"These researchers have amassed an impressive body of evidence suggesting that mental illnesses have never been the same the world over (either in prevalence or in form) but are inevitably sparked and shaped by the ethos of particular times and places."
“We might think of the culture as possessing a ‘symptom repertoire’ — a range of physical symptoms available to the unconscious mind for the physical expression of psychological conflict,” Edward Shorter, a medical historian at the University of Toronto, wrote in his book “Paralysis: The Rise and Fall of a ‘Hysterical’ Symptom.” “In some epochs, convulsions, the sudden inability to speak or terrible leg pain may loom prominently in the repertoire. In other epochs patients may draw chiefly upon such symptoms as abdominal pain, false estimates of body weight and enervating weakness as metaphors for conveying psychic stress.”
"There is now good evidence to suggest that in the process of teaching the rest of the world to think like us, we’ve been exporting our Western “symptom repertoire” as well. That is, we’ve been changing not only the treatments but also the expression of mental illness in other cultures. Indeed, a handful of mental-health disorders — depression, post-traumatic stress disorder and anorexia among them — now appear to be spreading across cultures with the speed of contagious diseases. These symptom clusters are becoming the lingua franca of human suffering, replacing indigenous forms of mental illness."
"DR. SING LEE, a psychiatrist and researcher at the Chinese University of Hong Kong, watched the Westernization of a mental illness firsthand. In the late 1980s and early 1990s, he was busy documenting a rare and culturally specific form of anorexia nervosa in Hong Kong.
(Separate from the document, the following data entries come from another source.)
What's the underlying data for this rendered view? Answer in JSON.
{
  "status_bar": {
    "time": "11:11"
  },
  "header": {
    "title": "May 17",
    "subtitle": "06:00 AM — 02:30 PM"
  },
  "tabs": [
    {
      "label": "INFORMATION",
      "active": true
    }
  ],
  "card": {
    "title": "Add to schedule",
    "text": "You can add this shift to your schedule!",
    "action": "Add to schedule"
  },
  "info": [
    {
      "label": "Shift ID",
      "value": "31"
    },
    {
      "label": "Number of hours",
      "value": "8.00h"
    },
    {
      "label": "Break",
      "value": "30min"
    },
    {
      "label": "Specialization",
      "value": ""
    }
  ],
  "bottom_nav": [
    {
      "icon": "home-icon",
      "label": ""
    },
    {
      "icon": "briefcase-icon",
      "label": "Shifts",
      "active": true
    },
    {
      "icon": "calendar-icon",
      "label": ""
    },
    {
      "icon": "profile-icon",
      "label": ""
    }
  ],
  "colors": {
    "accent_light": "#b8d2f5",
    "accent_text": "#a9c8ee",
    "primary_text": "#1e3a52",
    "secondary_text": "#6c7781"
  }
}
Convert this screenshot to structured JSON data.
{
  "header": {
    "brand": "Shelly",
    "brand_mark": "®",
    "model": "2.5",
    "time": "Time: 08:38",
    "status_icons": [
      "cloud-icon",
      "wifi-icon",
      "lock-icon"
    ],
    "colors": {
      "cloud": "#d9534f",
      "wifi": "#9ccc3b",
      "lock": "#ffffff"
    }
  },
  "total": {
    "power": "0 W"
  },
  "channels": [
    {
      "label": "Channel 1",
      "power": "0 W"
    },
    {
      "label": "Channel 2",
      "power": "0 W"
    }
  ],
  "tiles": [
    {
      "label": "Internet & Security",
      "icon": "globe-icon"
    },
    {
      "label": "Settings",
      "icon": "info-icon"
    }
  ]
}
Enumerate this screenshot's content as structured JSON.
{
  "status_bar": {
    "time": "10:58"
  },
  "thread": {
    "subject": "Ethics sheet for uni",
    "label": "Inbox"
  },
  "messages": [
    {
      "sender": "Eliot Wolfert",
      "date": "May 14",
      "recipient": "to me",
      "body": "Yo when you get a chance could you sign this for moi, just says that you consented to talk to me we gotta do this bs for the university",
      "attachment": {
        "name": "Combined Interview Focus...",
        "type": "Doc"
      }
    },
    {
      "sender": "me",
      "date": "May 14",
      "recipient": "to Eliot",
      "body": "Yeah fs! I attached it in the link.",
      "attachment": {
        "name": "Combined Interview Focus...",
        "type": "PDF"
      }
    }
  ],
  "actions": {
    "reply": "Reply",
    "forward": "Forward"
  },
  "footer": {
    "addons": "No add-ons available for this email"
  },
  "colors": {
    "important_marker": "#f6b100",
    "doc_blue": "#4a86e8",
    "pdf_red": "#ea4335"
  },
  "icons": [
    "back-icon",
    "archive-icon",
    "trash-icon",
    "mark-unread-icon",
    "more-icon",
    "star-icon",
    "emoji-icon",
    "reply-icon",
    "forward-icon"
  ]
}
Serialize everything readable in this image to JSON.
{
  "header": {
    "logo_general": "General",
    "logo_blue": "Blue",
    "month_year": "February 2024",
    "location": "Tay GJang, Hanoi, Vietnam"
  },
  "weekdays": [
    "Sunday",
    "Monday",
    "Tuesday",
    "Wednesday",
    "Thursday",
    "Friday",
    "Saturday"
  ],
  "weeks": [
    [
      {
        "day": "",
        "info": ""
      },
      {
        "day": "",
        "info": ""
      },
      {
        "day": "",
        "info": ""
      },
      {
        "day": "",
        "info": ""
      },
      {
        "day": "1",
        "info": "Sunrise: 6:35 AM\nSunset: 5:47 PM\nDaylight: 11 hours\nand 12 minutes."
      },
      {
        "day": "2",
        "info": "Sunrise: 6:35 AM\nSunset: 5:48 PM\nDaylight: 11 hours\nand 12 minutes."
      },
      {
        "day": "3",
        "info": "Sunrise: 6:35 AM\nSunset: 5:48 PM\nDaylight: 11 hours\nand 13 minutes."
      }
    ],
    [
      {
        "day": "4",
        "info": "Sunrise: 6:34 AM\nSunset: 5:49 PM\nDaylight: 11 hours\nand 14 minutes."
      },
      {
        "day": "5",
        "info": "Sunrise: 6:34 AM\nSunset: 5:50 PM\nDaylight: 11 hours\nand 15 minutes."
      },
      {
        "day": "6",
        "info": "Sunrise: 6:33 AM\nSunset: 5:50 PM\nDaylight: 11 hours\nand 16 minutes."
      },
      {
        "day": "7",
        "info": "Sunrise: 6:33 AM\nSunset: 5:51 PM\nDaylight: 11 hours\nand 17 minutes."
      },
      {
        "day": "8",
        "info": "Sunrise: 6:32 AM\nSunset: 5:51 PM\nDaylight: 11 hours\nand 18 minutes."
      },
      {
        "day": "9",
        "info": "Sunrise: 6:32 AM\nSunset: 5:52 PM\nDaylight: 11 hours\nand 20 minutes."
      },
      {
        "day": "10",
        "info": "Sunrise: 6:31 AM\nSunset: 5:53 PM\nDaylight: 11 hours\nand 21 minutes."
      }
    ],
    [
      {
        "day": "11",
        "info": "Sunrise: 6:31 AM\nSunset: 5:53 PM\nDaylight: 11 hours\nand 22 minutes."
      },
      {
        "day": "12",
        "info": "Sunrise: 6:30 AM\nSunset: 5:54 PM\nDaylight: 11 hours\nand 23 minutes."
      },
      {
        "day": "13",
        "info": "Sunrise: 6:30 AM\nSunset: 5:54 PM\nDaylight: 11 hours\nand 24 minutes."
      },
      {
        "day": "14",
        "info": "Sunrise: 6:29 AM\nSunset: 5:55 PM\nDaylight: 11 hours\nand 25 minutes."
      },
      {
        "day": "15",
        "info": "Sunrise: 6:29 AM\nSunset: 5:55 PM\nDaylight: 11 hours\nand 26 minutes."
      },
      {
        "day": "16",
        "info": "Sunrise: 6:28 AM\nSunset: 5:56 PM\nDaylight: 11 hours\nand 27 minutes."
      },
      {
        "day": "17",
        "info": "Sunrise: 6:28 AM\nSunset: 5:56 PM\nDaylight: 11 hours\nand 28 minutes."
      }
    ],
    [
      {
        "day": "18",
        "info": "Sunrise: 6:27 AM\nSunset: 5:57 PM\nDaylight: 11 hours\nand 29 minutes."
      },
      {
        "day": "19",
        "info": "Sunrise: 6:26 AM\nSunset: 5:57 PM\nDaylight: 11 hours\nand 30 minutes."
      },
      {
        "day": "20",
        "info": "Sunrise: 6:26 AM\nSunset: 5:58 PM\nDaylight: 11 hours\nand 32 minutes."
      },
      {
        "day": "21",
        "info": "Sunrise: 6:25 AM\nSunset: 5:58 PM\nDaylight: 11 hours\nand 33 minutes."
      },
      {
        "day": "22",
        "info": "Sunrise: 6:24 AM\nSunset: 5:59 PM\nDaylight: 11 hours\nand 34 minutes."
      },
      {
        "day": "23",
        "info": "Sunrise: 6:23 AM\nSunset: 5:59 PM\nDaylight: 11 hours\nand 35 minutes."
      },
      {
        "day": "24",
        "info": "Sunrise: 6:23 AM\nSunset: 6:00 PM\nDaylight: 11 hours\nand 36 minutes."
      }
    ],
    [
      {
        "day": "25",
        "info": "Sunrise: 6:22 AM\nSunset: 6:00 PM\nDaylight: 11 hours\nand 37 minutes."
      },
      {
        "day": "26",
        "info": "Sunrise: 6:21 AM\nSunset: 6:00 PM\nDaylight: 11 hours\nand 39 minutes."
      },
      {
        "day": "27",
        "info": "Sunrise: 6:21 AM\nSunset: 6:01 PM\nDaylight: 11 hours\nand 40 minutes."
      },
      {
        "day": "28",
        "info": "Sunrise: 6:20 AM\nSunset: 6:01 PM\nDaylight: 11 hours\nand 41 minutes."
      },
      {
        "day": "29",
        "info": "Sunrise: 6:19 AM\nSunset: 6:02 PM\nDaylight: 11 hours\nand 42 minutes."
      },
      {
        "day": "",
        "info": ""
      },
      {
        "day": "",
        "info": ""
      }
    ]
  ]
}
Unlike American anorexics, most of his patients did not intentionally diet nor did they express a fear of becoming fat. The complaints of Lee’s patients were typically somatic — they complained most frequently of having bloated stomachs. Lee was trying to understand this indigenous form of anorexia and, at the same time, figure out why the disease remained so rare.
As he was in the midst of publishing his finding that food refusal had a particular expression and meaning in Hong Kong, the public’s understanding of anorexia suddenly shifted. On Nov. 24, 1994, a teenage anorexic girl named Charlene Hsu Chi-Ying collapsed and died on a busy downtown street in Hong Kong. The death caught the attention of the media and was featured prominently in local papers.
In trying to explain what happened to Charlene, local reporters often simply copied out of American diagnostic manuals. The mental-health experts quoted in the Hong Kong papers and magazines confidently reported that anorexia in Hong Kong was the same disorder that appeared in the United States and Europe. In the wake of Charlene’s death, the transfer of knowledge about the nature of anorexia (including how and why it was manifested and who was at risk) went only one way: from West to East.
Western ideas did not simply obscure the understanding of anorexia in Hong Kong; they also may have changed the expression of the illness itself. As the general public and the region’s mental-health professionals came to understand the American diagnosis of anorexia, the presentation of the illness in Lee’s patient population appeared to transform into the more virulent American standard. Lee once saw two or three anorexic patients a year; by the end of the 1990s he was seeing that many new cases each month."